DENVER — Transcatheter aortic valve replacement (TAVR) is an “economically dominant” strategy compared to surgical aortic valve replacement (SAVR) for patients with aortic stenosis at intermediate surgical risk, according to data presented by David J. Cohen, MD, MSc, Oct. 31 at the Transcatheter Cardiovascular Therapeutics (TCT) scientific symposium.

Although the TAVR procedures themselves were more expensive due to higher valve cost, those costs were offset—and eventually overcome—by savings from shorter initial hospital stays and fewer readmissions and nursing home days within the first six months following the procedure.

Cohen presented data from the PARTNER 2A randomized trial as well as the SAPIEN 3 registry containing TAVR patients at intermediate risk. He and colleagues linked patients with Medicare claims data to calculate costs associated with index hospitalizations as well as follow-up hospitalizations, physician services, outpatient testing and custodial care.

TAVR showed projected lifetime cost savings of $7,949 per patient in PARTNER 2A and $9,692 in SAPIEN 3. In addition, it was associated with greater quality adjusted life expectancy in both analyses—0.15 years for PARTNER and 0.27 years for SAPIEN 3.

“For patients with severe aortic stenosis and intermediate surgical risk, similar to those enrolled in the PARTNER 2 trial, TAVR using either the SAPIEN XT or the SAPIEN 3 valve is an economically dominant strategy compared to surgical AVR, providing both greater quality adjusted life expectancy and lower long-term costs than surgery with a high degree of confidence,” said Cohen, who received research grant support from Edwards Lifesciences, the maker of the SAPIEN valves. “Taken together with the clinical data we know, these findings suggest TAVR should be the preferred strategy for such patients based on both clinical and economic considerations.”

The PARTNER trial contained 944 patients randomized to either TAVR or SAVR. Procedural costs were $22,083 higher with TAVR than SAVR but hospital stays were 4.5 days shorter, making the index hospital costs a marginal $2,900 higher for TAVR patients. Hospital stays were even shorter for SAPIEN 3 patients when compared to the PARTNER SAVR cohort (4.6 versus 10.9 days), resulting in lower total costs for index hospitalizations with TAVR.

Both TAVR groups experienced fewer follow-up complications and related costs versus SAVR, particularly in the first six months, Cohen said.

“There were substantial reductions of readmissions and there was about halving of the number of nursing home days, so really it reduced costs,” Cohen said. “Beyond six months, things really evened out as you would expect once the full recovery process had been completed.”

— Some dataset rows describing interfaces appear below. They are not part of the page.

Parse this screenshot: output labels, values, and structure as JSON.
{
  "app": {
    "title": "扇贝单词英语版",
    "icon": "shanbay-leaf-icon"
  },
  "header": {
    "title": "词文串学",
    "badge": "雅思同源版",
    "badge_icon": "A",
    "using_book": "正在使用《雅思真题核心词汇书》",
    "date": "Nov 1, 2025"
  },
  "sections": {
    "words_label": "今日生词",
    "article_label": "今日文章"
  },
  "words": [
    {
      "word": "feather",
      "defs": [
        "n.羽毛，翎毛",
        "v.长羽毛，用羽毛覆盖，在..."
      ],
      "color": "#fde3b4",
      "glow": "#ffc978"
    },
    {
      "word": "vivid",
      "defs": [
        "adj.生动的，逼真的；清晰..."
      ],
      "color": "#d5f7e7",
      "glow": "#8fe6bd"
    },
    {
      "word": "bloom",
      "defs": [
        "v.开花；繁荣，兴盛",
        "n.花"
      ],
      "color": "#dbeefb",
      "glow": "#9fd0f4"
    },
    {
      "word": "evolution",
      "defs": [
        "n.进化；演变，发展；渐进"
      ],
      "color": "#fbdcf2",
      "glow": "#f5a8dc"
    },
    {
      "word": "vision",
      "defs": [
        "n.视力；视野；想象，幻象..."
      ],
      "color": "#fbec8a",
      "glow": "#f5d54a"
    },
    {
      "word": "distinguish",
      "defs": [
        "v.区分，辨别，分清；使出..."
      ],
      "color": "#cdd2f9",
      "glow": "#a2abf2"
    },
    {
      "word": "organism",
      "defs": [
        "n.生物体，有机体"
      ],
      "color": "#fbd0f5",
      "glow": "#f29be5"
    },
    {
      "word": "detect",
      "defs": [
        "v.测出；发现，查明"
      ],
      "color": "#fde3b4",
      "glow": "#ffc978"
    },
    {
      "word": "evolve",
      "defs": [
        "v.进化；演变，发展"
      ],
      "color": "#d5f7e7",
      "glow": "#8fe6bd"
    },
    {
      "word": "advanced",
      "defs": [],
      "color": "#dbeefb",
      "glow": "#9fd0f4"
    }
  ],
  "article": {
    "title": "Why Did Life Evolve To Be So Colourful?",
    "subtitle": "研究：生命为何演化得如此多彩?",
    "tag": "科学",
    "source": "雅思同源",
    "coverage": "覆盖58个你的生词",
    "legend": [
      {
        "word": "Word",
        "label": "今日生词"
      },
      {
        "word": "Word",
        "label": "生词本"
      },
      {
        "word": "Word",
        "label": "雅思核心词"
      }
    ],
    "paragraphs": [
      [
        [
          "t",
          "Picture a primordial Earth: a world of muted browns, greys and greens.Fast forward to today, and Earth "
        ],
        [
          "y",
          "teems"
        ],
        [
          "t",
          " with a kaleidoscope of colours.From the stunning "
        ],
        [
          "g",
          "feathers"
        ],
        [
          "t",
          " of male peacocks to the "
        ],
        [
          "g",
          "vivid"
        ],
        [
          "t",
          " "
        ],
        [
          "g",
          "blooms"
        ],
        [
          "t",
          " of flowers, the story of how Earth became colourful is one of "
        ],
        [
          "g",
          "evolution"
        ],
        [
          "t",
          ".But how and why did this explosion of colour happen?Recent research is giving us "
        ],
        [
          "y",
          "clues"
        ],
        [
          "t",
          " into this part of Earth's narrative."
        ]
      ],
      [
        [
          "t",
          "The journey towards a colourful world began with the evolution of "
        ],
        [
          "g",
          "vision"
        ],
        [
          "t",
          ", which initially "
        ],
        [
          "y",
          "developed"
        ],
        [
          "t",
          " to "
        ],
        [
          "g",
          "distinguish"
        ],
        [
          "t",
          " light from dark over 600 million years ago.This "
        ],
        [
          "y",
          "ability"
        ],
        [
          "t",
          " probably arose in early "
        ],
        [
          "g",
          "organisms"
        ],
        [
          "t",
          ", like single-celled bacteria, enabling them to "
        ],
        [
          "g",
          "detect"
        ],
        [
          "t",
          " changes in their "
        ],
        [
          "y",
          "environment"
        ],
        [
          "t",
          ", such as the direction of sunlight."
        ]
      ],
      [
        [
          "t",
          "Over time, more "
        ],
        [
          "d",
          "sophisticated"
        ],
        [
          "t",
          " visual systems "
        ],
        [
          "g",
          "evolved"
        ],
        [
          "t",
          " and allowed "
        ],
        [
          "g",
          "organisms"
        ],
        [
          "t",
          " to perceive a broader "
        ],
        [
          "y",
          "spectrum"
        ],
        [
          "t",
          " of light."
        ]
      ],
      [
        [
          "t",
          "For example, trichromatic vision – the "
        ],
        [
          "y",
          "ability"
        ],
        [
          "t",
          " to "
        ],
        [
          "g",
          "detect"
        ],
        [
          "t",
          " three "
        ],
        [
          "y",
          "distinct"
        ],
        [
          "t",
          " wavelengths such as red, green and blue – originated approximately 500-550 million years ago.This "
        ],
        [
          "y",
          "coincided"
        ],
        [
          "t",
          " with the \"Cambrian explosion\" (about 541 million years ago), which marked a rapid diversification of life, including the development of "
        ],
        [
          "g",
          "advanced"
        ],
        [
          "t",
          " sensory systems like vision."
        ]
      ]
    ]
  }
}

For both analyses, Cohen and colleagues used a cost-effectiveness threshold of $50,000 per quality-adjusted life year gained. Every data point met that standard, Cohen reported.

“The probability that (TAVR) is economically dominant—saving money and saving lives—is 97 percent and the probability that it is cost-effective at an accepted threshold in the United States is 100 percent,” he said.

Duane S. Pinto, MD, MPH, with Beth Israel Deaconess Medical Center in Boston, pointed out these analyses only showed cost-savings for the U.S. healthcare system.

“The hospital doesn’t necessarily reap this reward because it really depends on the reimbursement for the TAVR,” he said. “It may be saving money for society, but we may not necessarily be making money for the hospital.”

However, Cohen predicted the lower rate of 90-day complications observed with TAVR could benefit hospitals that have reimbursement incentives for reducing rehospitalizations.

“If they’re in a bundled payment (model) … they’ll do well,” he said.

While TAVR is increasingly used in intermediate risk patients, research is just beginning on the procedure in low-risk patients with aortic stenosis, who are typically indicated for SAVR.

“I don’t know what the clinical nor the economic issues will be once we start seeing data from that population,” Cohen said. “I think (TAVR) growth will be relatively modest for the next few years until that low-risk population has some decent data.”